The Dushnik–Miller dimension of a partial order $(P,{\leq})$ is the smallest possible size $d$ for a family ${\leq_1},\ldots,{\leq_d}$ of total orderings of $P$ whose intersection is ${\leq}$, i.e. $x \leq y$ iff $x \leq_i y$ holds simultaneously for all $i = 1,\ldots,d$. Equivalently, the dimension is the smallest $d$ such that $P$ embeds in $L^d$ of some total ordering $L$, where $L^d$ is endowed with the coordinatewise partial ordering.

Since chains have dimension 1 and antichains have dimension 2, Dilworth's Theorem guarantees that every poset of size $n$ contains a $2$-dimensional subposet of size at least $\sqrt{n}$. Is this optimal? In general, what can we say about subposets of dimension $d$?

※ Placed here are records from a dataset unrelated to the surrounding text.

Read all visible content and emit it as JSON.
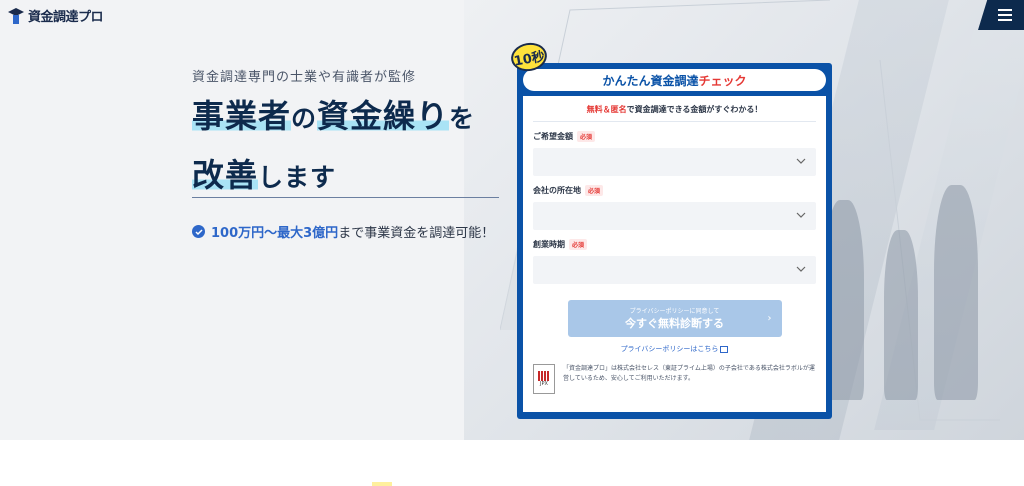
{
  "header": {
    "logo_text": "資金調達プロ",
    "logo_icon": "graduation-cap-icon",
    "menu_icon": "hamburger-icon"
  },
  "hero": {
    "subtitle": "資金調達専門の士業や有識者が監修",
    "headline_1a": "事業者",
    "headline_1b": "の",
    "headline_1c": "資金繰り",
    "headline_1d": "を",
    "headline_2a": "改善",
    "headline_2b": "します",
    "benefit_prefix": "100万円〜最大3億円",
    "benefit_suffix": "まで事業資金を調達可能！"
  },
  "form": {
    "badge": "10秒",
    "title_main": "かんたん資金調達",
    "title_accent": "チェック",
    "lead_accent": "無料＆匿名",
    "lead_rest": "で資金調達できる金額がすぐわかる！",
    "required_label": "必須",
    "fields": [
      {
        "label": "ご希望金額",
        "value": ""
      },
      {
        "label": "会社の所在地",
        "value": ""
      },
      {
        "label": "創業時期",
        "value": ""
      }
    ],
    "submit_small": "プライバシーポリシーに同意して",
    "submit_large": "今すぐ無料診断する",
    "policy_link": "プライバシーポリシーはこちら",
    "jpx_label": "JPX",
    "note": "「資金調達プロ」は株式会社セレス（東証プライム上場）の子会社である株式会社ラボルが運営しているため、安心してご利用いただけます。"
  },
  "colors": {
    "navy": "#0d2a4d",
    "form_blue": "#0a52a7",
    "accent_red": "#e53935",
    "highlight": "#a9e3f5",
    "badge_yellow": "#ffe23b"
  }
}
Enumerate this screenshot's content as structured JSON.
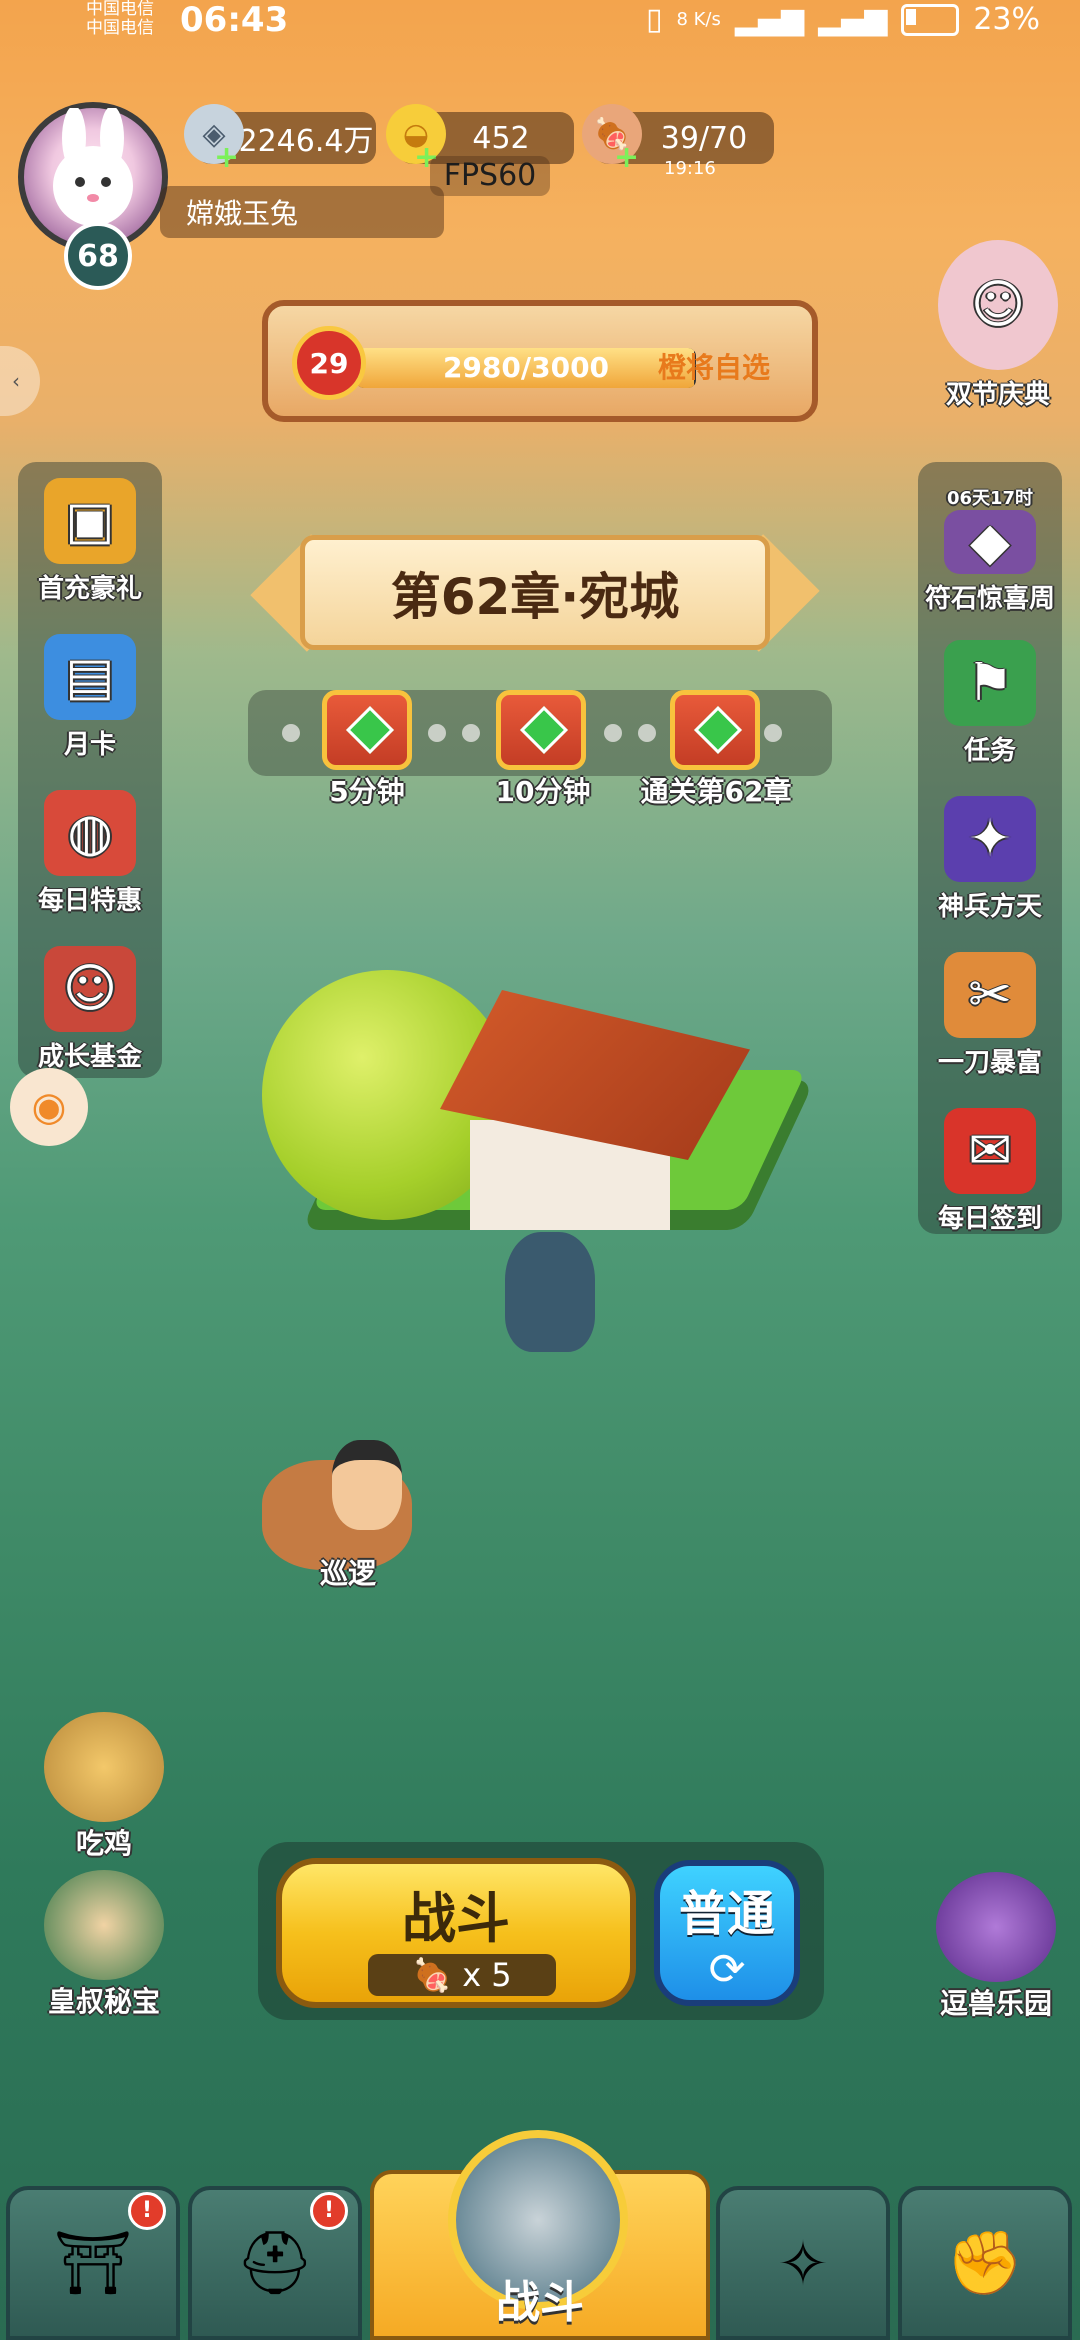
{
  "status": {
    "carrier1": "中国电信",
    "carrier2": "中国电信",
    "time": "06:43",
    "net_speed": "8 K/s",
    "battery": "23%"
  },
  "hud": {
    "level": "68",
    "player_name": "嫦娥玉兔",
    "silver": "2246.4万",
    "gold": "452",
    "fps": "FPS60",
    "stamina": "39/70",
    "stamina_timer": "19:16"
  },
  "level_bar": {
    "badge": "29",
    "progress_text": "2980/3000",
    "progress_ratio": 0.993,
    "select_label": "橙将自选"
  },
  "left_menu": [
    {
      "label": "首充豪礼",
      "icon": "treasure-chest"
    },
    {
      "label": "月卡",
      "icon": "calendar-card"
    },
    {
      "label": "每日特惠",
      "icon": "gift-bag"
    },
    {
      "label": "成长基金",
      "icon": "money-god"
    }
  ],
  "right_menu": [
    {
      "label": "双节庆典",
      "icon": "festival-girl"
    },
    {
      "label": "符石惊喜周",
      "icon": "rune-chest",
      "timer": "06天17时"
    },
    {
      "label": "任务",
      "icon": "scroll-flag"
    },
    {
      "label": "神兵方天",
      "icon": "halberd"
    },
    {
      "label": "一刀暴富",
      "icon": "sale-tag"
    },
    {
      "label": "每日签到",
      "icon": "sign-envelope"
    }
  ],
  "chapter": {
    "title": "第62章·宛城"
  },
  "rewards": [
    {
      "label": "5分钟"
    },
    {
      "label": "10分钟"
    },
    {
      "label": "通关第62章"
    }
  ],
  "scene": {
    "patrol_label": "巡逻"
  },
  "left_bottom": [
    {
      "label": "吃鸡"
    },
    {
      "label": "皇叔秘宝"
    }
  ],
  "right_bottom": {
    "label": "逗兽乐园"
  },
  "battle": {
    "title": "战斗",
    "cost": "x 5",
    "mode": "普通"
  },
  "bottom_nav": {
    "center_label": "战斗",
    "tabs": [
      {
        "icon": "castle-gate",
        "badge": "!"
      },
      {
        "icon": "helmet",
        "badge": "!"
      },
      {
        "icon": "fan-weapon"
      },
      {
        "icon": "upgrade-fist"
      }
    ]
  },
  "colors": {
    "accent_orange": "#e87a1c",
    "battle_yellow": "#f6c01c",
    "mode_blue": "#1e8fe8",
    "badge_red": "#e23c2a"
  }
}
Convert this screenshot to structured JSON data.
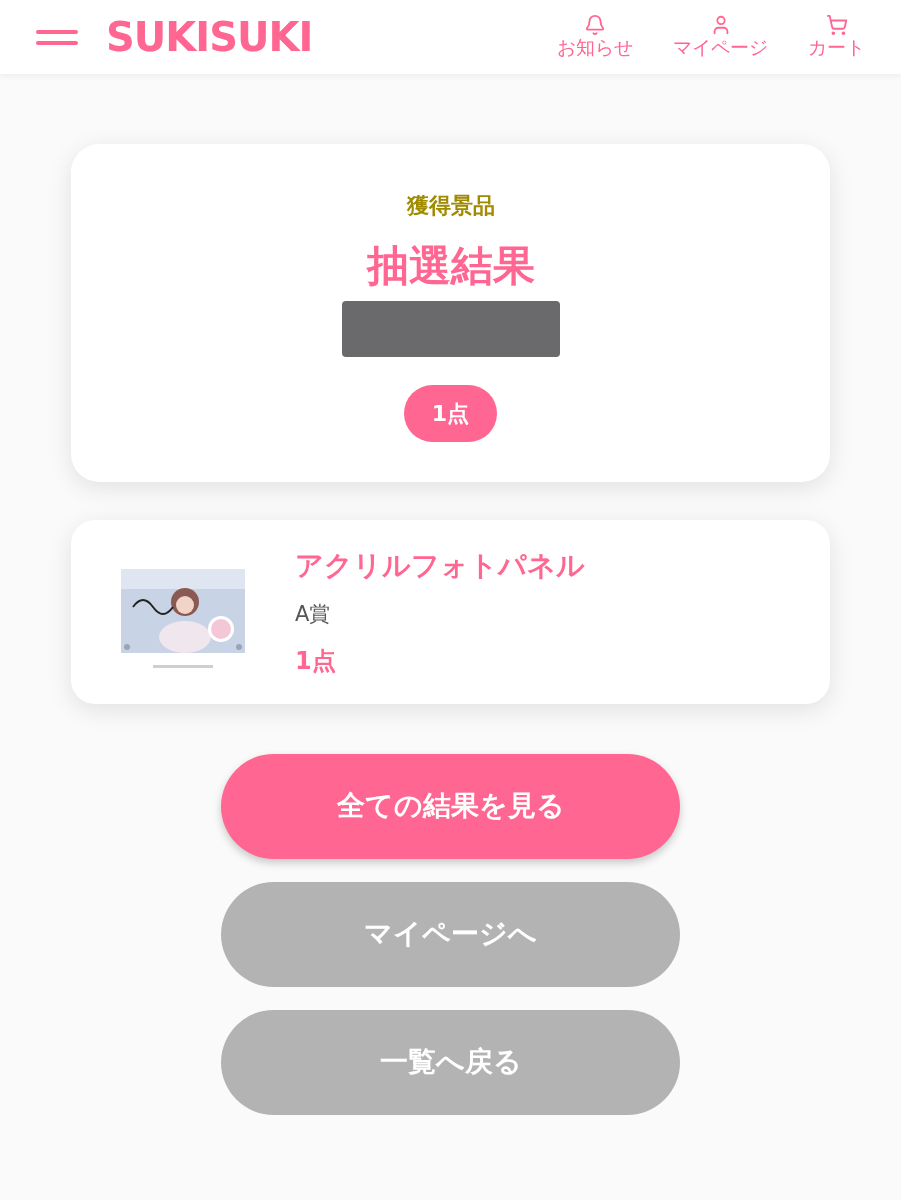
{
  "header": {
    "logo": "SUKISUKI",
    "nav": [
      {
        "label": "お知らせ",
        "kind": "bell"
      },
      {
        "label": "マイページ",
        "kind": "user"
      },
      {
        "label": "カート",
        "kind": "cart"
      }
    ]
  },
  "result_card": {
    "eyebrow": "獲得景品",
    "title": "抽選結果",
    "redacted": true,
    "count": "1点"
  },
  "prizes": [
    {
      "name": "アクリルフォトパネル",
      "rank": "A賞",
      "count": "1点"
    }
  ],
  "buttons": [
    {
      "label": "全ての結果を見る",
      "kind": "primary"
    },
    {
      "label": "マイページへ",
      "kind": "secondary"
    },
    {
      "label": "一覧へ戻る",
      "kind": "secondary"
    }
  ]
}
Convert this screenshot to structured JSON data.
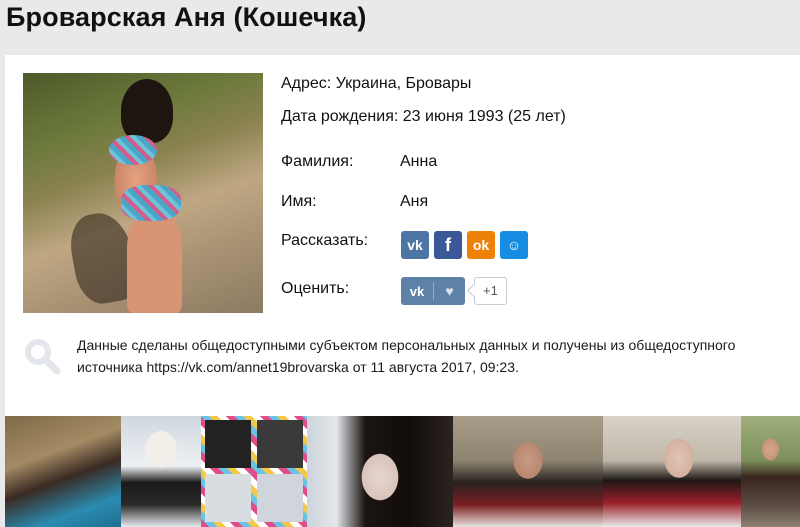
{
  "profile": {
    "title": "Броварская Аня (Кошечка)",
    "address": "Адрес: Украина, Бровары",
    "birthdate": "Дата рождения: 23 июня 1993 (25 лет)",
    "surname_label": "Фамилия:",
    "surname_value": "Анна",
    "name_label": "Имя:",
    "name_value": "Аня",
    "share_label": "Рассказать:",
    "rate_label": "Оценить:"
  },
  "share_buttons": [
    {
      "network": "vk",
      "glyph": "vk",
      "color": "#4c75a3"
    },
    {
      "network": "facebook",
      "glyph": "f",
      "color": "#3b5998"
    },
    {
      "network": "odnoklassniki",
      "glyph": "ok",
      "color": "#ee8208"
    },
    {
      "network": "moimir",
      "glyph": "☺",
      "color": "#168de2"
    }
  ],
  "like_widget": {
    "vk_glyph": "vk",
    "heart_glyph": "♥",
    "counter": "+1"
  },
  "notice": {
    "text": "Данные сделаны общедоступными субъектом персональных данных и получены из общедоступного источника https://vk.com/annet19brovarska от 11 августа 2017, 09:23."
  },
  "icons": {
    "search": "magnifier-icon",
    "heart": "heart-icon"
  },
  "colors": {
    "background": "#e9e9ec",
    "vk": "#4c75a3",
    "facebook": "#3b5998",
    "odnoklassniki": "#ee8208",
    "moimir": "#168de2"
  }
}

Tom Goodwillie's argument below shows that for sufficiently large $n$, every poset of size $n$ either has an antichain of size $\sqrt{dn}$ or a $d$-dimensional subposet of size $\sqrt{dn}$. This result is optimal for $d = 1$; stated this way, this could also be optimal for $d > 1$ too. For $d = 2$, this improves my lower bound $\sqrt{n}$ above by a factor of $\sqrt{2}$.

In view of this, let me reformulate the question as follows. Let $F_d(n)$ be the largest integer such that every poset of size $n$ has a $d$-dimensional subposet of size $F_d(n)$. Note that $F_1(n) = 1$ for all $n$ and, when $d > 1$, $F_d(n) \geq \sqrt{dn}$ for large enough $n$.

Is $F_2(n) \leq C\sqrt{n}$ for some constant $C$? In general, what is the asymptotic behavior of $F_d(n)$?